Get your prescription for a Dose of Nature
Mental health charity Dose of Nature has been based at Dapdune Wharf for a year. As they grow in popularity and receive more referrals, we talk to Clinical Lead Dr Georgina Gould. We want to find out more about the charity and the benefits of spending time in nature.
How did it all start?
Working in mental health but frustrated by the restrictions, counselling psychologist Dr Alison Greenwood founded Dose of Nature in 2019. "She wanted to help more people connect with nature" Georgina explains.
Initially in London, Surrey County Council soon heard about the charity and got in touch. "They were keen to get more green initiatives in the area and had won a bid to become a 'test and learn' site. This means that they set up services and pass their learning on to other councils.
"There were lots of great projects happening, but nothing long-term, or with psychological underpinning." She continues. "So, it was then that they approached us to set up Dose of Nature in Guildford, to help those most in need in the county." She continues.
And how's it going so far?
"Really well, Surrey has been very welcoming. We now have 19 GPs referring to us from across North and East Guildford as well as East Waverley. We have over 50 referrals and are growing superb links with different partners. We offer wellbeing workshops for diverse populations. We have already run workshops for:
- staff at a local domestic abuse charity
- a cancer charity and
- a local doctors' surgery"
And you have excellent links with the National Trust?
"We are so blessed to have the support of the National Trust. We are very grateful for how they have welcomed us to Dapdune Wharf. It's something of a green sanctuary for our clients. We are lucky that our ethos fits perfectly with their goal to enhance access to green sites. They want to encourage diversity and make their spaces more inviting to everyone."
What drew you to the charity personally?
"I joined the team in 2020. I had just spent maternity leave in lockdown and was an isolated, new mother. Nature was a lifeline for me.
"I have a background in Child and Adolescent Mental Health Services (CAMS). I realised these positive, calm feelings associated with being outside would be the same for many of my patients.
"There is a place in patient care for medication and conventional therapy. But, I believe the effects are limited. In the NHS we also see long waiting lists, lots of paperwork and boxes to tick. This stops practitioners seeing as many patients as they would like."
She confirms that: "being out in nature is scientifically proven to improve mental health and wellbeing. Our work is evidence-based and it is overseen by qualified psychologists."
So, what's the relationship between nature and mental wellbeing?
"I'm so passionate about spreading the news of nature therapy" Georgina enthuses. "Research into the benefits have increased rapidly in recent years.
"Since the industrial revolution we have become more and more disconnected from nature. Digital technology and social media enhance this feeling. It's often just one person, four walls and a screen.
"Roger Ulrich carried out the earliest research study to discover the healing benefits of nature.
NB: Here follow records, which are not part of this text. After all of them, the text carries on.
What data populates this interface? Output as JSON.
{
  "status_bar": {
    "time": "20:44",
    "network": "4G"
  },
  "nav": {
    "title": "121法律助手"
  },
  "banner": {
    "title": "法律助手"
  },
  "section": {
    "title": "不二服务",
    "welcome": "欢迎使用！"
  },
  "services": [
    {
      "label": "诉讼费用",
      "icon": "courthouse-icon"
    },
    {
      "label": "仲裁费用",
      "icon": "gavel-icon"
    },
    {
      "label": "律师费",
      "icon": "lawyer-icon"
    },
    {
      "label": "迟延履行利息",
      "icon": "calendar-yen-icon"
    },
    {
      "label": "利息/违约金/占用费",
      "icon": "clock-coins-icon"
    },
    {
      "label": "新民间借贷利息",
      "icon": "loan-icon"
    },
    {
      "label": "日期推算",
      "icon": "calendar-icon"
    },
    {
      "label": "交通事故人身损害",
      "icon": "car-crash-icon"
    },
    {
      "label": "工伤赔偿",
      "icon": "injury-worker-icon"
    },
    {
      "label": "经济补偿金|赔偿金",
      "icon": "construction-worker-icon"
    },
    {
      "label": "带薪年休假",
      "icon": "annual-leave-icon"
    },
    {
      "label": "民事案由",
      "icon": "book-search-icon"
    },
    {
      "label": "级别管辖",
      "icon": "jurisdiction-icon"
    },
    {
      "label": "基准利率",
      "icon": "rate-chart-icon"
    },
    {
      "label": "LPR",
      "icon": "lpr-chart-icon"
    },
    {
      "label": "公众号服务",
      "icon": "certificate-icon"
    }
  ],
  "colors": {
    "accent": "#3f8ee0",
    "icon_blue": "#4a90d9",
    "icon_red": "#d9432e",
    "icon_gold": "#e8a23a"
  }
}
He carried out the 'Hospital Window Study'. He found out, by chance, that patients in a room with a view of nature got discharged from hospital up to three days earlier than those with a view of a brick wall. They also asked for less painkillers and had less complaints.
"When outside, your body goes into a calmer, more relaxed state. Blood pressure, heart rate and stress hormones all decrease.
"There are six active ingredients in nature that help us feel better:
- soil bacteria (linked to improved cognition)
- fractal patterns (that help us to feel calmer and less stressed)
- sunlight for Vitamin D, serotonin, and ultraviolent light
- Phytoncides (plant secretions that boost the immune system )
- nature sounds such as bird song, water and wind
- the feeling of Awe we have - that we are so small compared to the world
Tell me about a typical referral
"If you get referred by a GP, you will first see a psychologist for an initial assessment. They will seek to understand what you are struggling with and where you need help. They will also note any barriers you may have to progress. For example, important relationships or behavioural patterns that keep a problem going.
We often find a client learns a lot about themselves in these sessions" she smiles.
"Following this, we will match each client with a Dose of Nature Guide. They are not therapists, but volunteers. We provide full training for them on:
- safeguarding and
We also provide ongoing supervision and support, and lots of optional training opportunities.
"We equip volunteers with a toolbox of ways to engage with nature. From something as simple as opening a window, to 'tree-laxation' and nature journaling. So often we are outside but not concentrating on the experience. We may be on the phone or stressed about an issue at work.
"Over the course of eight weeks the pair will meet for an hour a week and explore a green space. it will be one that the client and volunteer choose together. The volunteer will support the client to immerse themselves in nature."
"At the end of the course, the client has a review with their assessing psychologist to discuss progress and consider next steps. It's key to Dose of Nature that clients can stay in the Dose of Nature community, by attending groups and social events, for as long as they wish. They are not left alone at the end, like some therapies."
She leaves us with sound advice: "Just like taking your vitamins, a daily Dose of Nature should be included as part of a healthy lifestyle."
Get involved with Dose of Nature
Community wellbeing in Guildford
Dose of Nature is one of so many wonderful local organisations that help strengthen our community and improve the wellbeing of residents.